Location:   small Island off the Lleyn Peninsula, Caernavonshire, Wales.
No. On Admiralty List of Lights:  5234
Present Tower Built:  1821
Tower Composition:  grey marble
Height of Tower: 98 ft 6 ins (30 m)
Designer/ builder: 
Joseph Nelson
Focal Height of Light:  128 ft (39 m) above mean high water
First Lit:  10th December 1821
Light Characteristic: white group flashing, 5 times every 15 seconds
Visible Range on clear night: nominal 26 nautical miles
Tower floodlit  since 1973:  to reduce the hazard for migrating birds
Automated: 1987


History:
Leaving Strumble Head behind, vessels enter Cardigan Bay, where in the 1890s a lightship was stationed which is no longer in use. The next headland encountered is the Lleyn Peninsula of Caernavonshire with the small island of Bardsey separated from the mainland by the Bardsey Sound.

The island, some 2 miles long by mile wide, is surrounded by outcrops of sharp rocks.

In the sixth century Bardsey was a refuge for the Celts who sought sanctuary from the bloodthirsty Saxons. Only the ruins of the Abbey of St. Mary remain, but the sanctity of its patron, St Dolmers, who died there in 612 made the Abbey famous all over Britain. The remains of many venerable monks were conveyed to the island to be buried, and acres of graves record tales of pious and laborious lives.

Bardsey Lighthouse stands on the southerly tip of the island and gives a guide to vessels in passage through St George's Channel and the Irish Sea. The building was established by
Trinity House and built by Joseph Nelson in 1821, at a cost of 5,470 12s 6d plus a further 2,950 16s 7d for the lantern. However this talented engineer/builder was close to bankrupcy because of the contract running over time.

The tower was floodlit in 1973 to reduce the hazard to migrating birds. This was done in conjuction with the Royal Society for the Preservation of Birds (RSPB), of which Trinity House allots a special funding.

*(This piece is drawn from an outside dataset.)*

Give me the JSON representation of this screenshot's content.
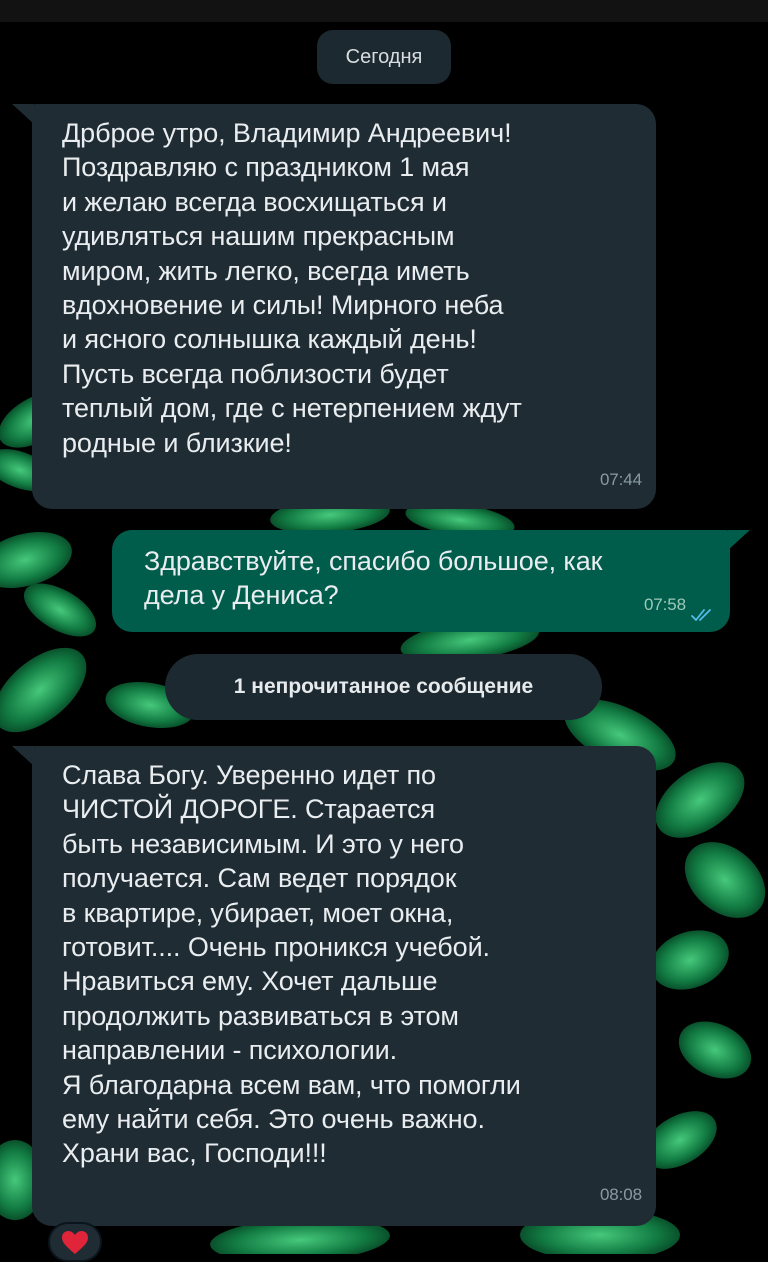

The lighthouse was converted to automatic operation in 1987 and since that time an attendant keeper carries out the routine inspections.

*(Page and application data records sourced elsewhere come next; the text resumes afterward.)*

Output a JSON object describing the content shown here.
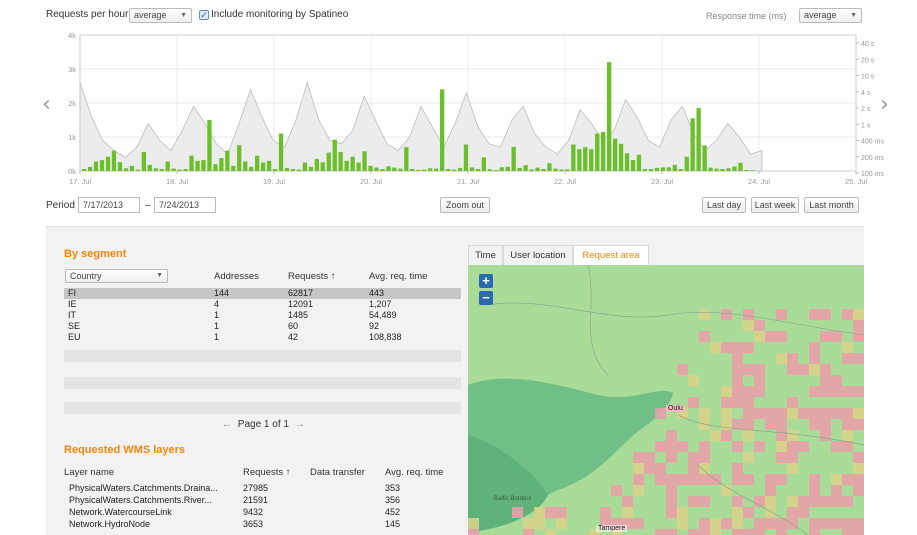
{
  "toolbar": {
    "requests_label": "Requests per hour",
    "requests_agg": "average",
    "monitoring_label": "Include monitoring by Spatineo",
    "response_label": "Response time (ms)",
    "response_agg": "average"
  },
  "colors": {
    "accent": "#f0860a",
    "bar": "#6bbf2a",
    "selected_row": "#c6c6c6"
  },
  "chart_data": {
    "type": "bar",
    "left_axis_ticks": [
      "4k",
      "3k",
      "2k",
      "1k",
      "0k"
    ],
    "right_axis_ticks": [
      "40 s",
      "20 s",
      "10 s",
      "4 s",
      "2 s",
      "1 s",
      "400 ms",
      "200 ms",
      "100 ms"
    ],
    "x_tick_labels": [
      "17. Jul",
      "18. Jul",
      "19. Jul",
      "20. Jul",
      "21. Jul",
      "22. Jul",
      "23. Jul",
      "24. Jul",
      "25. Jul"
    ],
    "ylim": [
      0,
      4000
    ],
    "series": [
      {
        "type": "bar",
        "values": [
          60,
          120,
          280,
          320,
          420,
          600,
          260,
          80,
          150,
          40,
          560,
          180,
          80,
          60,
          280,
          70,
          40,
          60,
          450,
          300,
          320,
          1500,
          200,
          380,
          600,
          150,
          760,
          280,
          120,
          450,
          250,
          300,
          60,
          1100,
          90,
          60,
          40,
          250,
          120,
          350,
          260,
          540,
          920,
          560,
          300,
          420,
          250,
          580,
          150,
          100,
          60,
          140,
          100,
          70,
          700,
          60,
          30,
          40,
          80,
          70,
          2400,
          60,
          40,
          90,
          780,
          110,
          60,
          400,
          50,
          30,
          110,
          120,
          710,
          90,
          170,
          50,
          100,
          60,
          230,
          70,
          40,
          50,
          780,
          640,
          700,
          640,
          1100,
          1150,
          3200,
          950,
          800,
          520,
          320,
          480,
          60,
          60,
          90,
          110,
          110,
          180,
          60,
          420,
          1550,
          1850,
          750,
          100,
          70,
          60,
          80,
          130,
          240,
          30,
          20
        ]
      },
      {
        "type": "area",
        "name": "Response time",
        "values": [
          2600,
          1600,
          900,
          600,
          400,
          700,
          1400,
          900,
          600,
          1200,
          1900,
          1400,
          800,
          500,
          1400,
          2400,
          1600,
          900,
          700,
          1500,
          2600,
          1500,
          900,
          800,
          1200,
          2200,
          1500,
          800,
          600,
          1000,
          1900,
          1300,
          700,
          1400,
          2300,
          1300,
          800,
          700,
          1500,
          1900,
          1100,
          700,
          500,
          900,
          1800,
          1400,
          900,
          1200,
          2100,
          1600,
          900,
          700,
          1500,
          1900,
          1100,
          600,
          900,
          1400,
          1000,
          500,
          600
        ]
      }
    ]
  },
  "period": {
    "label": "Period",
    "start": "7/17/2013",
    "separator": "–",
    "end": "7/24/2013",
    "zoom_out": "Zoom out",
    "last_day": "Last day",
    "last_week": "Last week",
    "last_month": "Last month"
  },
  "segment": {
    "title": "By segment",
    "dropdown": "Country",
    "headers": {
      "addresses": "Addresses",
      "requests": "Requests ↑",
      "avg": "Avg. req. time"
    },
    "rows": [
      {
        "code": "FI",
        "addresses": "144",
        "requests": "62817",
        "avg": "443"
      },
      {
        "code": "IE",
        "addresses": "4",
        "requests": "12091",
        "avg": "1,207"
      },
      {
        "code": "IT",
        "addresses": "1",
        "requests": "1485",
        "avg": "54,489"
      },
      {
        "code": "SE",
        "addresses": "1",
        "requests": "60",
        "avg": "92"
      },
      {
        "code": "EU",
        "addresses": "1",
        "requests": "42",
        "avg": "108,838"
      }
    ],
    "pager": {
      "prev": "←",
      "text": "Page 1 of 1",
      "next": "→"
    }
  },
  "layers": {
    "title": "Requested WMS layers",
    "headers": {
      "name": "Layer name",
      "requests": "Requests ↑",
      "transfer": "Data transfer",
      "avg": "Avg. req. time"
    },
    "rows": [
      {
        "name": "PhysicalWaters.Catchments.Draina...",
        "requests": "27985",
        "transfer": "",
        "avg": "353"
      },
      {
        "name": "PhysicalWaters.Catchments.River...",
        "requests": "21591",
        "transfer": "",
        "avg": "356"
      },
      {
        "name": "Network.WatercourseLink",
        "requests": "9432",
        "transfer": "",
        "avg": "452"
      },
      {
        "name": "Network.HydroNode",
        "requests": "3653",
        "transfer": "",
        "avg": "145"
      }
    ]
  },
  "map_tabs": [
    {
      "label": "Time",
      "active": false
    },
    {
      "label": "User location",
      "active": false
    },
    {
      "label": "Request area",
      "active": true
    }
  ],
  "map": {
    "zoom_in": "+",
    "zoom_out": "−",
    "cities": {
      "oulu": "Oulu",
      "tampere": "Tampere",
      "west": "Baltic Borders"
    }
  }
}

It is monitored 24 hours a day from the
Trinity House Depot at Harwich.